“Rules for Stealing Stars” is targeted at readers aged 8-12, just like our website is, but we just wanted to give you a heads up before you read it as some kids might not feel ready for a book like this. While all of the mature themes in this book are carefully handled for a younger audience and very well balanced with magic, whimsy, and hopefulness, we thought it was only fair to our younger readers to mention it. The choice is yours, but we hope you’ll dive in and enjoy this simply beautiful book.
Priscilla, Marla, Eleanor, and Astrid have spent the Summer (and much of their lives) struggling to understand the ever changing moods of their mother. Their family has even moved back in to their mother’s childhood home in attempt to try to make things better, but things only seem to be getting worse. In such a hard situation, you’d think the girls would have grown closer together, but since they are each so distinctly different, it’s actually driven them apart.
Eleanor is the one who’s good at everything without even trying, who’s been spending time with her secret boyfriend away from her family. Astrid is the one who’s creative and artistic, and finds escape in creating beautiful dioramas. Marla is the most like their mother, as well as the most attached to her, often calling out the other sisters for not loving their mom enough. And Priscilla? She’s the youngest one who’s been nicknamed “Silly”, who despite being 11, is often left out and babied. Silly has noticed that the worse things get with their mom, the more her sisters seem to be leaving her out.
When Silly is finally let in on what her sisters have been up to, it’s better than she could have ever imagined. Her sisters have discovered that the closets in their house are magical, filled with glittery trees, overgrown flowers, and anything else the girls can dream up in their imaginations. When they have a hard day in the real world, the girls find solace in the whimsical worlds they create inside their closets. Silly is hopeful that this magic will help them save their family, but she quickly discovers there’s darkness to be found inside the closets as well. Silly and her sisters learn that it’s important to tackle the hard things together, no matter how challenging they may be.

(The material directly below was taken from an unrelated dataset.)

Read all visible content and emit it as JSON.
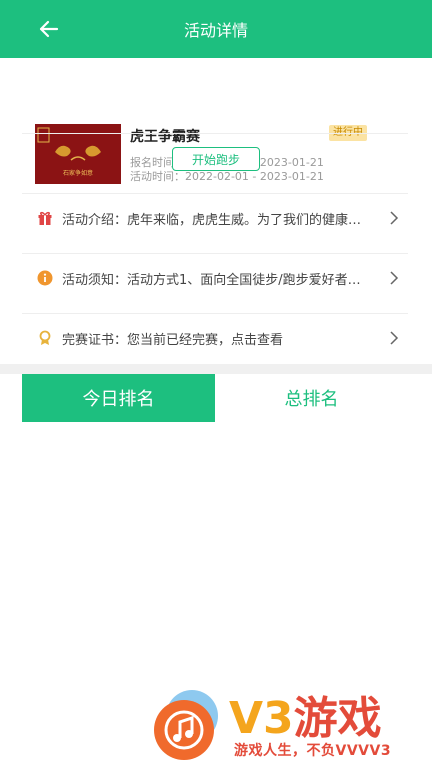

“Rules for Stealing Stars” will make you laugh, it will make you cry, it will make you feel sad and broken, and then it will pick you back up again and whisk you away to a magical place. It’s filled with hope and love and the wondrous feeling of stealing a glowing star. It’s not just a book about a family struggling with addiction, it’s about the importance of sisterhood and coming to terms with the best and worst parts of yourself. There are so many subtle lessons crafted into this enchanting, bittersweet little story, and we think everyone should take the time to read it.
While we can definitely see how some readers might not be ready for a book like this, we believe that decision should be up to them and their families to decide what’s right for them. Unfortunately, books like “Rules for Stealing Stars” and other books covering addiction (like “The Seventh Wish” by Kate Messner, which we’ll be covering soon) are struggling to find a place on the shelves of many bookstores and libraries.
Kids who feel as confused and lonely as the girls in this book deserve to know they’re not alone. That their realities are just as worthwhile and important as anyone else’s. Reading this book together as a class or a family is a great way to educate kids about a hard topic, easing them in with a magical story that can capture their curiosity and empathy for situations different than their own that might be otherwise difficult to understand.
On a lighter note, here are some other books we think you’ll love!